Our talk briefly turns confessional (and worth a Google):

“I hugged Eleking. (chuckles) I love Eleking. And they let me touch, or kind of shake paws, with Gomess — that’s G-o-m-e-s-s — and if you look at that monster, that kaiju, you’ll know why I love him. And we share a similar-sounding name.”

The Ultraman Day extravaganza features some seasoned performers, including Hiroko Sakurai and Susumu Kurobe of the original series, and the first man-in-suit himself, Bin Furyama. Mr. Gomez connects their presence to Mr. Hinds, of Elevated Games.

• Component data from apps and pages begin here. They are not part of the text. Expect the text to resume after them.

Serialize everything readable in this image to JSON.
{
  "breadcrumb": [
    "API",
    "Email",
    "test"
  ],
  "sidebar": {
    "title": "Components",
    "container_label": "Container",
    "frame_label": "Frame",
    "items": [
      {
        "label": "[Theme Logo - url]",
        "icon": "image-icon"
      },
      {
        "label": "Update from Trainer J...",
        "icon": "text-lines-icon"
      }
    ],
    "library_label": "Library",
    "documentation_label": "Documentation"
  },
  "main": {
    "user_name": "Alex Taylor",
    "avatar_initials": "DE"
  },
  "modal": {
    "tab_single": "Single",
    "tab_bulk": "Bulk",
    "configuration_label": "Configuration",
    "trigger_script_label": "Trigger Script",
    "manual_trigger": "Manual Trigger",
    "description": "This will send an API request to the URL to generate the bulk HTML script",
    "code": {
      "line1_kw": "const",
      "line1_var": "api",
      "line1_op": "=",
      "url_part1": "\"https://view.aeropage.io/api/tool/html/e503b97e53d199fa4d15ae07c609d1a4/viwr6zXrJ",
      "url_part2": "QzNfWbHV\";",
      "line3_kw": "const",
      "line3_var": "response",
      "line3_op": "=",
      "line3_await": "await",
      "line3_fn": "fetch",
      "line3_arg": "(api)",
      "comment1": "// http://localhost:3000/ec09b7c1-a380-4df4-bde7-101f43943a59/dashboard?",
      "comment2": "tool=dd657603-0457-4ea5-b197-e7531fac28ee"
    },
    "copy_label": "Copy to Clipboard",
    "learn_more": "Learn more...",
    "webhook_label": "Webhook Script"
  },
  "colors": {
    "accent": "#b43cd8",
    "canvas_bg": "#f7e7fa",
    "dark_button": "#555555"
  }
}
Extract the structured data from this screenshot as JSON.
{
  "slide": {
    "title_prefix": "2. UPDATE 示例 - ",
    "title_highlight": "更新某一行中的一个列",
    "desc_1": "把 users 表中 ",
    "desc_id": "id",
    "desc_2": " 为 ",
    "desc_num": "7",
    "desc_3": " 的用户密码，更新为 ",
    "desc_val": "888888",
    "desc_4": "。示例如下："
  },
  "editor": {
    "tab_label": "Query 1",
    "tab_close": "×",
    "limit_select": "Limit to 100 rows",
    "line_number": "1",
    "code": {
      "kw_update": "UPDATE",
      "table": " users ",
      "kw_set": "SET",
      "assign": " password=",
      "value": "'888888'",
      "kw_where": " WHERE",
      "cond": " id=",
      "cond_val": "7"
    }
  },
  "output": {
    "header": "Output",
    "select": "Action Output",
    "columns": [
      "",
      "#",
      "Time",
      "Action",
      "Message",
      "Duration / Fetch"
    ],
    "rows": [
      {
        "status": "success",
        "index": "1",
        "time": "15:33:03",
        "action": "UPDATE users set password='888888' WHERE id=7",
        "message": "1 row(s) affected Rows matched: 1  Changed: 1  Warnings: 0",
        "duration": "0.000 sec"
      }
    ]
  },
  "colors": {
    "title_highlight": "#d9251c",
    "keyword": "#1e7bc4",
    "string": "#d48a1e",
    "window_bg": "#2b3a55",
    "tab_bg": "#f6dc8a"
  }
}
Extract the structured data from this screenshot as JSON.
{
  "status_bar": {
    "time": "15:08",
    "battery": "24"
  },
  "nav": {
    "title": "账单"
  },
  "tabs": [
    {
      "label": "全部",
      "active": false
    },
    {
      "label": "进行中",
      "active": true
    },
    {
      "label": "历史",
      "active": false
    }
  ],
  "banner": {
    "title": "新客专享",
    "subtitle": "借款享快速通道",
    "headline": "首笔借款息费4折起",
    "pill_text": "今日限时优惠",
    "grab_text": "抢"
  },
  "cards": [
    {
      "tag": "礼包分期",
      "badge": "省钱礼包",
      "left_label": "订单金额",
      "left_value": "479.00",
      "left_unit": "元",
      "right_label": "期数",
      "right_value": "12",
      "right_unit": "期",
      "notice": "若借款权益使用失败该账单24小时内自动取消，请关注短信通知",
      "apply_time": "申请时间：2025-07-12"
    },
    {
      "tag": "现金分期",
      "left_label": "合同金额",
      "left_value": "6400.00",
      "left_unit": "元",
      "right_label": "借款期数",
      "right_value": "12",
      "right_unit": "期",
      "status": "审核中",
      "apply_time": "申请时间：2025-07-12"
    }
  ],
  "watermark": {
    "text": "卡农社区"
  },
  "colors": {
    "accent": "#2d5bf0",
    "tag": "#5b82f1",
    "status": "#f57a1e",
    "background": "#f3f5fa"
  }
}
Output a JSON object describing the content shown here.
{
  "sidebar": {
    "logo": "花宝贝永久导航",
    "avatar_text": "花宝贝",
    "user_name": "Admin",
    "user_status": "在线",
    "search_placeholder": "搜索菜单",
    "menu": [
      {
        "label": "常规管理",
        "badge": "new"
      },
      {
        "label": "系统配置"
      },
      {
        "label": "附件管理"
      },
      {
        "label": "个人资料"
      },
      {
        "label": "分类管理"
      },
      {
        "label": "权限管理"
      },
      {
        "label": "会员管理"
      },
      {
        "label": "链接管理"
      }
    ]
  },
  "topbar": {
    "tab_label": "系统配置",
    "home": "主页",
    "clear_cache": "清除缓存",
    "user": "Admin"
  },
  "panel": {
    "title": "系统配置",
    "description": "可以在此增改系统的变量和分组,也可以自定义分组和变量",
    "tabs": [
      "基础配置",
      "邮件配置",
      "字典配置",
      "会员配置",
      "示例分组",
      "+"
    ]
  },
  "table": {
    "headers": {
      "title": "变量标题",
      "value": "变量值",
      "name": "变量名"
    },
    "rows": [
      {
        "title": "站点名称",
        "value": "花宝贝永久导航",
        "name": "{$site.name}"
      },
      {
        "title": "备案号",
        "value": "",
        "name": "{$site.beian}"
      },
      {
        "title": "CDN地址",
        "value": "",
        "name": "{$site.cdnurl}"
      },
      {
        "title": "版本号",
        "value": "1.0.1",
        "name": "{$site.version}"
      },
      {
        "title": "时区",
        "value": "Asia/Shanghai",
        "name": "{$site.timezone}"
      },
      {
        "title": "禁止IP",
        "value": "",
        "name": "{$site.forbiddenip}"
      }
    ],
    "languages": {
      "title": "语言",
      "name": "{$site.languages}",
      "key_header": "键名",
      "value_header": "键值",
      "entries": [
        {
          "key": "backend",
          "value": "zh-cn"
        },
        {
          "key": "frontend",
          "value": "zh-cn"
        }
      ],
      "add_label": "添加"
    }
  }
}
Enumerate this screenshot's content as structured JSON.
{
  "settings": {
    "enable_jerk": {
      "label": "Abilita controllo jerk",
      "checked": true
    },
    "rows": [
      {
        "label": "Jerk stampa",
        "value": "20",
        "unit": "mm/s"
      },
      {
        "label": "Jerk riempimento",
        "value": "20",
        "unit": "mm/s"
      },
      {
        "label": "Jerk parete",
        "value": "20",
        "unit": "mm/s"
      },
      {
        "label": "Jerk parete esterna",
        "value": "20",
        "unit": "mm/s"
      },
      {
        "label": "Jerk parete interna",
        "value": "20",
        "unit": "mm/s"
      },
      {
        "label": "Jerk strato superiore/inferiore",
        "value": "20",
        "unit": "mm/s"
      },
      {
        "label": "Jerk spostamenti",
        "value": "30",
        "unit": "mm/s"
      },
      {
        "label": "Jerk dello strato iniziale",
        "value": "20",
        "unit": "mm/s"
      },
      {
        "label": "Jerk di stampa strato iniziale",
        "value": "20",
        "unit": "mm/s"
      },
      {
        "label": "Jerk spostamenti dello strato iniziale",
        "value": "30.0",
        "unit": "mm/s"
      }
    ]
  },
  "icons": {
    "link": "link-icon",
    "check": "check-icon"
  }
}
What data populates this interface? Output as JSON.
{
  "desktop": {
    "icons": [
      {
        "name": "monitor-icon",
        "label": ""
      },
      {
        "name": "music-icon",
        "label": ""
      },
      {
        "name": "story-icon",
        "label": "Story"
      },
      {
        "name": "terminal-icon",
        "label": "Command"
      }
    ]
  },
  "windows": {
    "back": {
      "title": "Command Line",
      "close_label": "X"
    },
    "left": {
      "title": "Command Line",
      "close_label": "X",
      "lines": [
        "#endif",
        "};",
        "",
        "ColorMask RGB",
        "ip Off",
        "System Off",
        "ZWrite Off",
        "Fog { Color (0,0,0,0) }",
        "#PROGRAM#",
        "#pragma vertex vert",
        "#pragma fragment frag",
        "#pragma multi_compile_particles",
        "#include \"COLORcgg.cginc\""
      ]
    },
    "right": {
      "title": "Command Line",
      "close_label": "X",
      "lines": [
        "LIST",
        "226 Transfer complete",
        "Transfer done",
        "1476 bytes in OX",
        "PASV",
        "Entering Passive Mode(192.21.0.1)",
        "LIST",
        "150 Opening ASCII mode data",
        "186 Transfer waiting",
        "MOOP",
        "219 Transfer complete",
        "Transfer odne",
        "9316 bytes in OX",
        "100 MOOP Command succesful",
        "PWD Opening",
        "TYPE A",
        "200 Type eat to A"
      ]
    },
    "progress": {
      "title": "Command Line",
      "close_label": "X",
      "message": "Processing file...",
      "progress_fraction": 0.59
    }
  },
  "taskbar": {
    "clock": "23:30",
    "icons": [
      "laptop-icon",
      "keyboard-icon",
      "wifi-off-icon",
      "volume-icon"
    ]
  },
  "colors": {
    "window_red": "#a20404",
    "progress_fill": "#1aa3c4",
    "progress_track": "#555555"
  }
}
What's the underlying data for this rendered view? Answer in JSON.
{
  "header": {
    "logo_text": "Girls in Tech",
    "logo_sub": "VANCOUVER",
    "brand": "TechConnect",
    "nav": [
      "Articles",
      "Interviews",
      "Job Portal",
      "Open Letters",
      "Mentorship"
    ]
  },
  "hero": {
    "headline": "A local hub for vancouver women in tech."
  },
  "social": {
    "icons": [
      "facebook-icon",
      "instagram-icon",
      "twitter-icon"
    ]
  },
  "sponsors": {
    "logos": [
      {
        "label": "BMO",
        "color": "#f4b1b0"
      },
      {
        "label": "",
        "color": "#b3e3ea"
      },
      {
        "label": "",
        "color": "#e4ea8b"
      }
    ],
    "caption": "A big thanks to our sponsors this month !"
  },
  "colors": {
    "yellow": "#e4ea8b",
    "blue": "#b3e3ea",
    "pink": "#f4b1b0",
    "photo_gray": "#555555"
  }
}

“We were doing it in tandem with various conventions this summer — but the pandemic interfered. And so he wanted to do this live-streaming event. He asked us if we would help him, and he said he wanted Bin, the original Ultraman, to be on the show, and anybody else we could possibly help him get. And we did! The event is live-streamed, but a couple of the Japanese bits were taped and prepared by Tsuburaya Productions. And let me tell you something, there’s going to be some special stuff there.”

We discuss the newly remastered 1966 launch special.

“I don’t think it’s ever been seen in the United States. It’s been used in some documentaries and archive stuff in Japan. But it’s really interesting, because Ultraman became known for its live shows, later in its existence — where, you know, stunt people in Ultraman outfits fought monsters onstage, with music and special effects. Here you have, a week before the first episode of the entire series aired, that’s what they did! And you get to see some of the original kaiju, walking around with the outfits in mint condition. (laughs) Ultraman himself appears. Really, really cool. And Eiji Tsuburaya is in the special as well.”

As Ultraman Day is imminent — hey, perhaps every day is Ultraman Day! — we close on a topic Mr. Gomez (who spearheads the Never Surrender! anti-bullying initiative) holds dear: the spirit of the fans.

“Look, you know, I come from kind of humble beginnings, if you get my drift. And to be able to figure my way into this kind of situation (laughs), you know, has to do with story, and being inspired by story, but also learning and applying the successes that the heroes in those stories achieve. That’s what I hope for in the people who watch these shows, and who enjoy the work that I do. Maybe they can learn to sort out their own expectations, and get to do fantastic things with their lives.”

Mr. Gomez’ comments have been edited for space and clarity.

Stream Ultraman Day.

Galaxy Store

Writer-director-producer Gregory earned a Cinema degree from USC SCA, worked many industry jobs, and won L.A. Press Club’s top Entertainment Journalism award.